## [Work request]
Copy out the entries that come next, exactly.

** Supplied material follows **

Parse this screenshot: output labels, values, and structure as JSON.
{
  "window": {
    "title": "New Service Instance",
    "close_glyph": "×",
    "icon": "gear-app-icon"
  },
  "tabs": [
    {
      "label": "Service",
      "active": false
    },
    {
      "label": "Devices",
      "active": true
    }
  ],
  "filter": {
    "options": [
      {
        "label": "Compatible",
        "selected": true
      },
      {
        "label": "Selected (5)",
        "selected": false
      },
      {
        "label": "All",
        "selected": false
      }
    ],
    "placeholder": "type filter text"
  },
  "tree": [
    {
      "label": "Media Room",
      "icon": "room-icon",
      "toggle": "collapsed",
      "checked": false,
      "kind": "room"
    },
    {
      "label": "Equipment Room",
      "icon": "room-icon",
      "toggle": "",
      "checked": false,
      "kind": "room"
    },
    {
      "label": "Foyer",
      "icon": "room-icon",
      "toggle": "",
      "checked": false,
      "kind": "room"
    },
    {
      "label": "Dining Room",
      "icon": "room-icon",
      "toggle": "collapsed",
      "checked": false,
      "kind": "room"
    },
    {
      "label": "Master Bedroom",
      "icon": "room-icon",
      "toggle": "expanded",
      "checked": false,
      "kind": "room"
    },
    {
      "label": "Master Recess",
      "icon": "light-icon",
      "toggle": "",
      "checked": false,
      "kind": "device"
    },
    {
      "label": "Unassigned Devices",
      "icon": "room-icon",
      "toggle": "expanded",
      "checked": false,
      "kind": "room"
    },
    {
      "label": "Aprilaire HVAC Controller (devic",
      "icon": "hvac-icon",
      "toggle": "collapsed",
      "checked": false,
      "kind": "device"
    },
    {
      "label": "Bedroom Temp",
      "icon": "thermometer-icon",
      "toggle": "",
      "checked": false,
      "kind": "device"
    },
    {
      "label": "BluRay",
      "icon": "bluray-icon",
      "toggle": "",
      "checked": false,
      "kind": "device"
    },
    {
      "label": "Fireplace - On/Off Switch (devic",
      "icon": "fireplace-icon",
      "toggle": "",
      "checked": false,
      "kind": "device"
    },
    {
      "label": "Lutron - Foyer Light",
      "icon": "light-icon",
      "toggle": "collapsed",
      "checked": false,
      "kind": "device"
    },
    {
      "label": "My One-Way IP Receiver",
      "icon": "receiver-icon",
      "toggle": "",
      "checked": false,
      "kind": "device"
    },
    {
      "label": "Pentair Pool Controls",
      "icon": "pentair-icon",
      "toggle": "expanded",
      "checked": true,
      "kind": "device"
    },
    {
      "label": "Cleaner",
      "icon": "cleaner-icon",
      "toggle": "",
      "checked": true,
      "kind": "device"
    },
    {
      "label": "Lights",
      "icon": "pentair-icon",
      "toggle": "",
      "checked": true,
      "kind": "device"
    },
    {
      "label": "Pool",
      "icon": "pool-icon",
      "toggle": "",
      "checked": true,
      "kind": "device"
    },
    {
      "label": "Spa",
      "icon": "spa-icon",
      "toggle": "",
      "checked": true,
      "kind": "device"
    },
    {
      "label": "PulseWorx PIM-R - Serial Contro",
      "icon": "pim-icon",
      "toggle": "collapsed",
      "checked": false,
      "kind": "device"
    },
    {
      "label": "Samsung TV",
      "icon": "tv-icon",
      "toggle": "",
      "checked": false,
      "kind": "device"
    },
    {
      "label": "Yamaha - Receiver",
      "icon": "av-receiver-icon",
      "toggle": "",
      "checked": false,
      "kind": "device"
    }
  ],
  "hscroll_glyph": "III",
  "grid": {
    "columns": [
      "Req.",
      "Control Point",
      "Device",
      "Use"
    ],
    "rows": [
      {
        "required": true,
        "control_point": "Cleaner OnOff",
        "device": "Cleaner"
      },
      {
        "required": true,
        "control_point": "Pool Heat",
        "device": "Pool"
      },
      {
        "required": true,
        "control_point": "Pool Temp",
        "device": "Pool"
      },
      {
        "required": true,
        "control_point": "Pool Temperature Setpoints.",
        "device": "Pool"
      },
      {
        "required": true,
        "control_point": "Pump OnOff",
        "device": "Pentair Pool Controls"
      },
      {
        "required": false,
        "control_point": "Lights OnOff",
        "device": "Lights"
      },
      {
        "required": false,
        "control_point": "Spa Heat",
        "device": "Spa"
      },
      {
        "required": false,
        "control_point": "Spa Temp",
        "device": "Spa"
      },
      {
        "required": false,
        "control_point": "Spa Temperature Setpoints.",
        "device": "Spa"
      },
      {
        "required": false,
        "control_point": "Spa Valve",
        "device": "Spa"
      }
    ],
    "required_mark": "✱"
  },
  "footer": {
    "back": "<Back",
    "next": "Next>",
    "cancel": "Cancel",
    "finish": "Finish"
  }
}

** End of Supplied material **

## [Result below]
Parse this screenshot: output labels, values, and structure as JSON.
{
  "window": {
    "title": "New Service Instance",
    "close_glyph": "×",
    "icon": "gear-app-icon"
  },
  "tabs": [
    {
      "label": "Service",
      "active": false
    },
    {
      "label": "Devices",
      "active": true
    }
  ],
  "filter": {
    "options": [
      {
        "label": "Compatible",
        "selected": true
      },
      {
        "label": "Selected (5)",
        "selected": false
      },
      {
        "label": "All",
        "selected": false
      }
    ],
    "placeholder": "type filter text"
  },
  "tree": [
    {
      "label": "Media Room",
      "icon": "room-icon",
      "toggle": "collapsed",
      "checked": false,
      "kind": "room"
    },
    {
      "label": "Equipment Room",
      "icon": "room-icon",
      "toggle": "",
      "checked": false,
      "kind": "room"
    },
    {
      "label": "Foyer",
      "icon": "room-icon",
      "toggle": "",
      "checked": false,
      "kind": "room"
    },
    {
      "label": "Dining Room",
      "icon": "room-icon",
      "toggle": "collapsed",
      "checked": false,
      "kind": "room"
    },
    {
      "label": "Master Bedroom",
      "icon": "room-icon",
      "toggle": "expanded",
      "checked": false,
      "kind": "room"
    },
    {
      "label": "Master Recess",
      "icon": "light-icon",
      "toggle": "",
      "checked": false,
      "kind": "device"
    },
    {
      "label": "Unassigned Devices",
      "icon": "room-icon",
      "toggle": "expanded",
      "checked": false,
      "kind": "room"
    },
    {
      "label": "Aprilaire HVAC Controller (devic",
      "icon": "hvac-icon",
      "toggle": "collapsed",
      "checked": false,
      "kind": "device"
    },
    {
      "label": "Bedroom Temp",
      "icon": "thermometer-icon",
      "toggle": "",
      "checked": false,
      "kind": "device"
    },
    {
      "label": "BluRay",
      "icon": "bluray-icon",
      "toggle": "",
      "checked": false,
      "kind": "device"
    },
    {
      "label": "Fireplace - On/Off Switch (devic",
      "icon": "fireplace-icon",
      "toggle": "",
      "checked": false,
      "kind": "device"
    },
    {
      "label": "Lutron - Foyer Light",
      "icon": "light-icon",
      "toggle": "collapsed",
      "checked": false,
      "kind": "device"
    },
    {
      "label": "My One-Way IP Receiver",
      "icon": "receiver-icon",
      "toggle": "",
      "checked": false,
      "kind": "device"
    },
    {
      "label": "Pentair Pool Controls",
      "icon": "pentair-icon",
      "toggle": "expanded",
      "checked": true,
      "kind": "device"
    },
    {
      "label": "Cleaner",
      "icon": "cleaner-icon",
      "toggle": "",
      "checked": true,
      "kind": "device"
    },
    {
      "label": "Lights",
      "icon": "pentair-icon",
      "toggle": "",
      "checked": true,
      "kind": "device"
    },
    {
      "label": "Pool",
      "icon": "pool-icon",
      "toggle": "",
      "checked": true,
      "kind": "device"
    },
    {
      "label": "Spa",
      "icon": "spa-icon",
      "toggle": "",
      "checked": true,
      "kind": "device"
    },
    {
      "label": "PulseWorx PIM-R - Serial Contro",
      "icon": "pim-icon",
      "toggle": "collapsed",
      "checked": false,
      "kind": "device"
    },
    {
      "label": "Samsung TV",
      "icon": "tv-icon",
      "toggle": "",
      "checked": false,
      "kind": "device"
    },
    {
      "label": "Yamaha - Receiver",
      "icon": "av-receiver-icon",
      "toggle": "",
      "checked": false,
      "kind": "device"
    }
  ],
  "hscroll_glyph": "III",
  "grid": {
    "columns": [
      "Req.",
      "Control Point",
      "Device",
      "Use"
    ],
    "rows": [
      {
        "required": true,
        "control_point": "Cleaner OnOff",
        "device": "Cleaner"
      },
      {
        "required": true,
        "control_point": "Pool Heat",
        "device": "Pool"
      },
      {
        "required": true,
        "control_point": "Pool Temp",
        "device": "Pool"
      },
      {
        "required": true,
        "control_point": "Pool Temperature Setpoints.",
        "device": "Pool"
      },
      {
        "required": true,
        "control_point": "Pump OnOff",
        "device": "Pentair Pool Controls"
      },
      {
        "required": false,
        "control_point": "Lights OnOff",
        "device": "Lights"
      },
      {
        "required": false,
        "control_point": "Spa Heat",
        "device": "Spa"
      },
      {
        "required": false,
        "control_point": "Spa Temp",
        "device": "Spa"
      },
      {
        "required": false,
        "control_point": "Spa Temperature Setpoints.",
        "device": "Spa"
      },
      {
        "required": false,
        "control_point": "Spa Valve",
        "device": "Spa"
      }
    ],
    "required_mark": "✱"
  },
  "footer": {
    "back": "<Back",
    "next": "Next>",
    "cancel": "Cancel",
    "finish": "Finish"
  }
}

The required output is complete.